On the Jeepney

My thigh crushes someone else’s thigh

as we bang the corner by Chowking.

We share leg space when there’s none.

The wind whips in from the window

that’s gone & we breathe the same

polluted air. People pile in & don’t stop.

Every stranger could be my sister

or nephew & is. Not by blood perhaps

pero by country––7,000 islands

that’s ours       & isn’t. Two boys hang

off the tailgate for miles

& they’re my kin. I haven’t seen them

since Japan invaded, since my grandpa

climbed on a ship to anywhere else.


Troy Osaki is a Filipino Japanese poet, community organizer, and attorney from Seattle, WA. A three-time grand slam poetry champion, he has earned fellowships from Kundiman and the Jack Straw Cultural Center and grant awards from Artist Trust and the Seattle Office of Arts & Culture.

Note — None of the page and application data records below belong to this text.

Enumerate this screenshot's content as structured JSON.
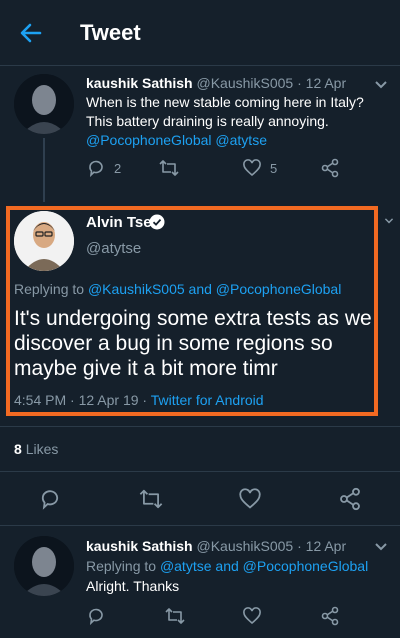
{
  "header": {
    "title": "Tweet",
    "back_icon": "arrow-left-icon",
    "accent": "#1da1f2"
  },
  "tweet1": {
    "name": "kaushik Sathish",
    "handle": "@KaushikS005",
    "sep": "·",
    "date": "12 Apr",
    "text": "When is the new stable coming here in Italy? This battery draining is really annoying.",
    "mentions": "@PocophoneGlobal @atytse",
    "reply_count": "2",
    "like_count": "5"
  },
  "main_tweet": {
    "name": "Alvin Tse",
    "handle": "@atytse",
    "replying_prefix": "Replying to",
    "replying_user1": "@KaushikS005",
    "replying_and": "and",
    "replying_user2": "@PocophoneGlobal",
    "text": "It's undergoing some extra tests as we discover a bug in some regions so maybe give it a bit more timr",
    "time": "4:54 PM",
    "sep1": "·",
    "date": "12 Apr 19",
    "sep2": "·",
    "source": "Twitter for Android",
    "highlight_color": "#f26a22"
  },
  "likes": {
    "count": "8",
    "label": "Likes"
  },
  "tweet3": {
    "name": "kaushik Sathish",
    "handle": "@KaushikS005",
    "sep": "·",
    "date": "12 Apr",
    "replying_prefix": "Replying to",
    "replying_user1": "@atytse",
    "replying_and": "and",
    "replying_user2": "@PocophoneGlobal",
    "text": "Alright. Thanks"
  }
}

His work has appeared in the Bellingham Review, Blood Orange Review, Hobart, and elsewhere. He writes in hopes to build a safe and just place to live in by uniting the people and reimagining the world through poetry.